"They never had a formal education, and they don't understand the value of education," New York City Mayor Michael Bloomberg recently said of the poor. "The old Norman Rockwell family is gone."
Bloomberg got properly chastised for these words, but they get at the heart of the matter. We have a heritage of disrespect for the poor. Either they don't know what they're doing or they deserve what they get. (While we insist on bragging about our rags-to-riches family histories to prove the latter.)
Meanwhile, over the past 100 years we have raised the bar from a few years of schooling to a high school degree and now a bachelor's degree. If you can't do it, well, you had your chance. Its value? It's measurable to dollars and cents in your pocket...
At the same time, the gap between the poor and rich has grown exponentially, and the amount that's inheritable has grown apace. And, the odds of running into each other in the grocery store, the post office, or at a local meeting—ala Rockwell—has grown ever more remote.

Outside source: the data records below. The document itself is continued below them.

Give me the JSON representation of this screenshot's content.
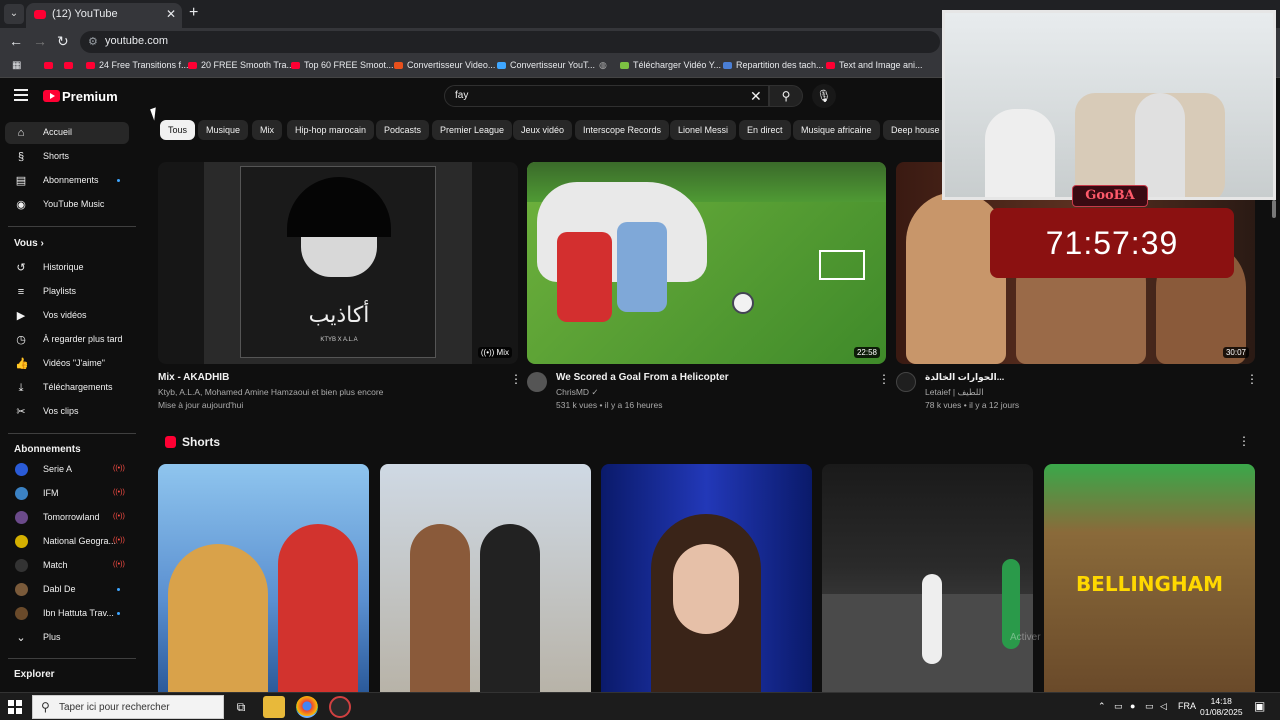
{
  "browser": {
    "tab_title": "(12) YouTube",
    "url": "youtube.com",
    "bookmarks": [
      "24 Free Transitions f...",
      "20 FREE Smooth Tra...",
      "Top 60 FREE Smoot...",
      "Convertisseur Video...",
      "Convertisseur YouT...",
      "Télécharger Vidéo Y...",
      "Repartition des tach...",
      "Text and Image ani..."
    ]
  },
  "header": {
    "brand": "Premium",
    "search_value": "fay"
  },
  "sidebar": {
    "main": [
      {
        "label": "Accueil",
        "icon": "home-icon"
      },
      {
        "label": "Shorts",
        "icon": "shorts-icon"
      },
      {
        "label": "Abonnements",
        "icon": "subscriptions-icon"
      },
      {
        "label": "YouTube Music",
        "icon": "music-icon"
      }
    ],
    "you_title": "Vous",
    "you": [
      {
        "label": "Historique",
        "icon": "history-icon"
      },
      {
        "label": "Playlists",
        "icon": "playlist-icon"
      },
      {
        "label": "Vos vidéos",
        "icon": "video-icon"
      },
      {
        "label": "À regarder plus tard",
        "icon": "clock-icon"
      },
      {
        "label": "Vidéos \"J'aime\"",
        "icon": "like-icon"
      },
      {
        "label": "Téléchargements",
        "icon": "download-icon"
      },
      {
        "label": "Vos clips",
        "icon": "scissors-icon"
      }
    ],
    "subs_title": "Abonnements",
    "subs": [
      {
        "label": "Serie A",
        "color": "#2a5bd7"
      },
      {
        "label": "IFM",
        "color": "#3b82c4"
      },
      {
        "label": "Tomorrowland",
        "color": "#6b4a8a"
      },
      {
        "label": "National Geogra...",
        "color": "#d4b000"
      },
      {
        "label": "Match",
        "color": "#222"
      },
      {
        "label": "Dabl De",
        "color": "#7a5a3a"
      },
      {
        "label": "Ibn Hattuta Trav...",
        "color": "#6a4a2a"
      },
      {
        "label": "Plus",
        "color": ""
      }
    ],
    "explore_title": "Explorer"
  },
  "chips": [
    "Tous",
    "Musique",
    "Mix",
    "Hip-hop marocain",
    "Podcasts",
    "Premier League",
    "Jeux vidéo",
    "Interscope Records",
    "Lionel Messi",
    "En direct",
    "Musique africaine",
    "Deep house"
  ],
  "videos": [
    {
      "title": "Mix - AKADHIB",
      "line1": "Ktyb, A.L.A, Mohamed Amine Hamzaoui et bien plus encore",
      "line2": "Mise à jour aujourd'hui",
      "badge": "Mix",
      "cover_title": "أكاذيب",
      "cover_sub": "KTYB X A.L.A"
    },
    {
      "title": "We Scored a Goal From a Helicopter",
      "line1": "ChrisMD ✓",
      "line2": "531 k vues • il y a 16 heures",
      "duration": "22:58"
    },
    {
      "title": "الحوارات الخالدة...",
      "line1": "Letaief | اللطيف",
      "line2": "78 k vues • il y a 12 jours",
      "duration": "30:07"
    }
  ],
  "shorts": {
    "title": "Shorts",
    "overlay_text": "BELLINGHAM"
  },
  "overlay": {
    "timer": "71:57:39",
    "logo": "GooBA"
  },
  "taskbar": {
    "search_placeholder": "Taper ici pour rechercher",
    "lang": "FRA",
    "time": "14:18",
    "date": "01/08/2025"
  }
}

[T]he nation's founders valued education from the start. Thus the founding in 1636 of Harvard, then Yale, Princeton, Dartmouth, Brown, and Columbia—all before the American Revolution. But education for "the masses"? (Or women, or people of color? Almost zilch.)

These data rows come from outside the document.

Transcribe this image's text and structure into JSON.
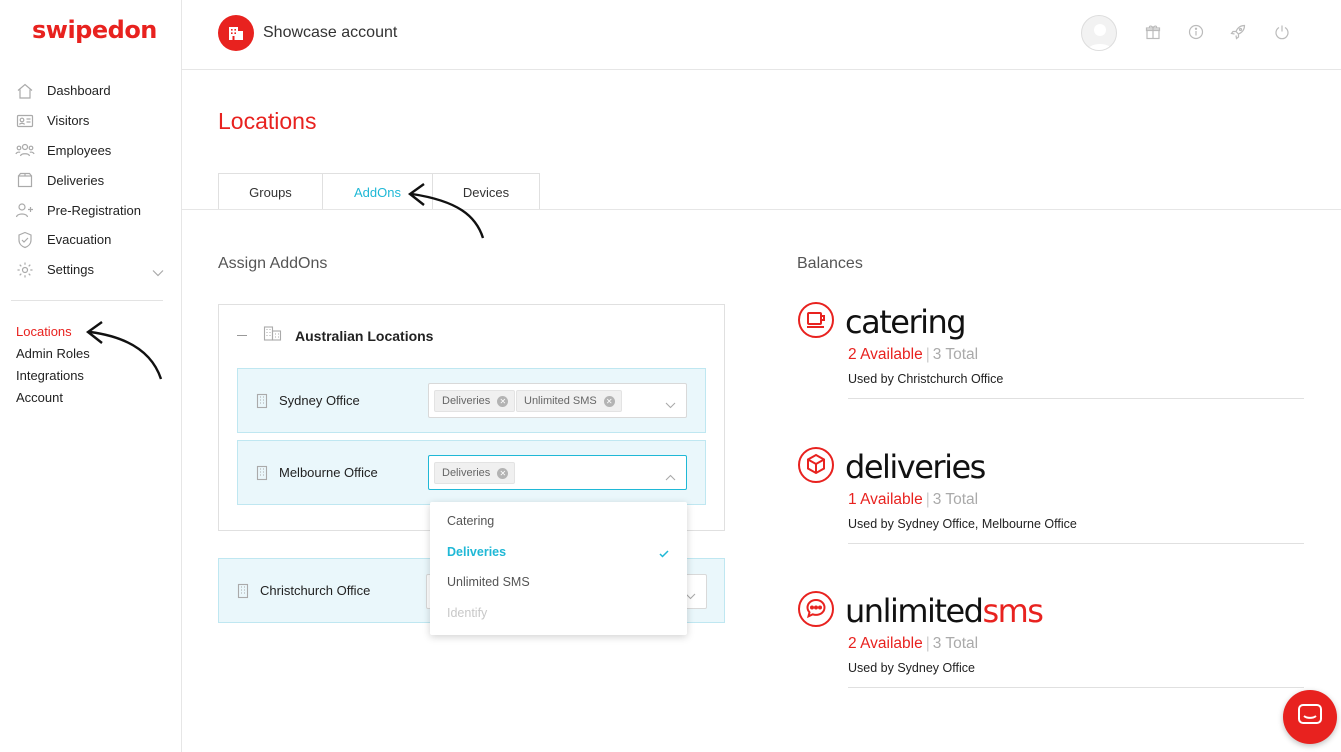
{
  "brand": {
    "logo_text": "swipedon",
    "accent": "#e8221f",
    "highlight": "#1fb8d6"
  },
  "header": {
    "account_name": "Showcase account"
  },
  "sidebar": {
    "items": [
      {
        "label": "Dashboard",
        "icon": "home-icon"
      },
      {
        "label": "Visitors",
        "icon": "visitor-card-icon"
      },
      {
        "label": "Employees",
        "icon": "employees-icon"
      },
      {
        "label": "Deliveries",
        "icon": "box-icon"
      },
      {
        "label": "Pre-Registration",
        "icon": "add-user-icon"
      },
      {
        "label": "Evacuation",
        "icon": "shield-icon"
      },
      {
        "label": "Settings",
        "icon": "gear-icon"
      }
    ],
    "sub_items": [
      {
        "label": "Locations",
        "active": true
      },
      {
        "label": "Admin Roles"
      },
      {
        "label": "Integrations"
      },
      {
        "label": "Account"
      }
    ]
  },
  "page": {
    "title": "Locations",
    "tabs": [
      {
        "label": "Groups"
      },
      {
        "label": "AddOns",
        "active": true
      },
      {
        "label": "Devices"
      }
    ]
  },
  "assign": {
    "title": "Assign AddOns",
    "group_name": "Australian Locations",
    "locations": [
      {
        "name": "Sydney Office",
        "chips": [
          "Deliveries",
          "Unlimited SMS"
        ]
      },
      {
        "name": "Melbourne Office",
        "chips": [
          "Deliveries"
        ]
      }
    ],
    "standalone": {
      "name": "Christchurch Office"
    },
    "dropdown": [
      {
        "label": "Catering"
      },
      {
        "label": "Deliveries",
        "selected": true
      },
      {
        "label": "Unlimited SMS"
      },
      {
        "label": "Identify",
        "disabled": true
      }
    ]
  },
  "balances": {
    "title": "Balances",
    "items": [
      {
        "name": "catering",
        "available": "2 Available",
        "sep": "|",
        "total": "3 Total",
        "used_by": "Used by Christchurch Office"
      },
      {
        "name": "deliveries",
        "available": "1 Available",
        "sep": "|",
        "total": "3 Total",
        "used_by": "Used by Sydney Office, Melbourne Office"
      },
      {
        "name_main": "unlimited",
        "name_hl": "sms",
        "available": "2 Available",
        "sep": "|",
        "total": "3 Total",
        "used_by": "Used by Sydney Office"
      }
    ]
  }
}
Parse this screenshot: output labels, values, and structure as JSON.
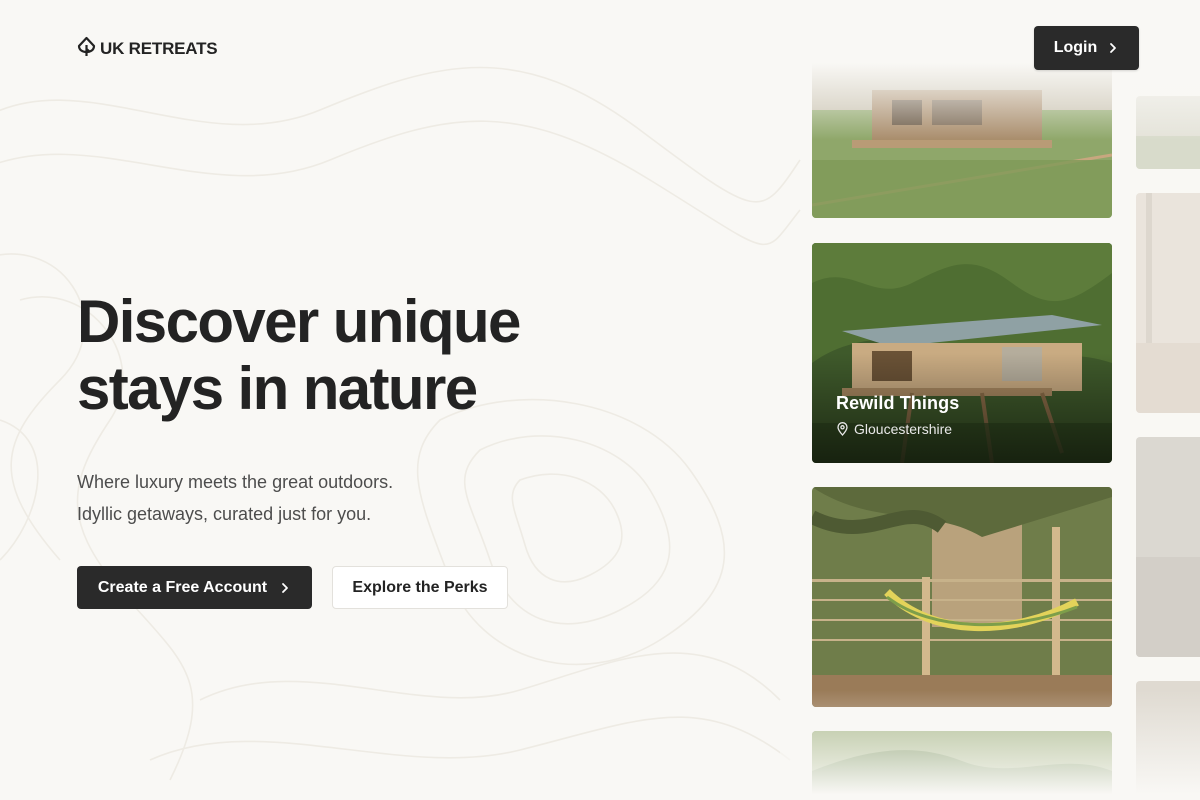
{
  "brand": {
    "name": "UK RETREATS",
    "icon": "tree-pin-icon"
  },
  "header": {
    "login_label": "Login"
  },
  "hero": {
    "headline_line1": "Discover unique",
    "headline_line2": "stays in nature",
    "sub_line1": "Where luxury meets the great outdoors.",
    "sub_line2": "Idyllic getaways, curated just for you."
  },
  "cta": {
    "primary_label": "Create a Free Account",
    "secondary_label": "Explore the Perks"
  },
  "featured_card": {
    "title": "Rewild Things",
    "location": "Gloucestershire",
    "location_icon": "map-pin-icon"
  },
  "colors": {
    "background": "#f9f8f5",
    "primary_button": "#2a2a2a",
    "text": "#232323"
  }
}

The idea of educating everyone—universally and freely—is not as ancient as I am. When I was born in 1931 a majority of Americans had not dropped into high school.
It wasn't and isn't the poor who, ala Bloomberg, failed to "value" education. It was those with far more power and resources who made the rules that kept them out. It took an enormous battle, led by labor unions and do-gooders, on behalf of our natural thirst for knowledge and self-respect. How dare the elite question the value others placed on getting a good education for their children? But it is part of our shared history to do so...
Saturday, May 28, 2011
A Heritage of Disrespect?
This from Deborah Meier at Bridging Diffrerences: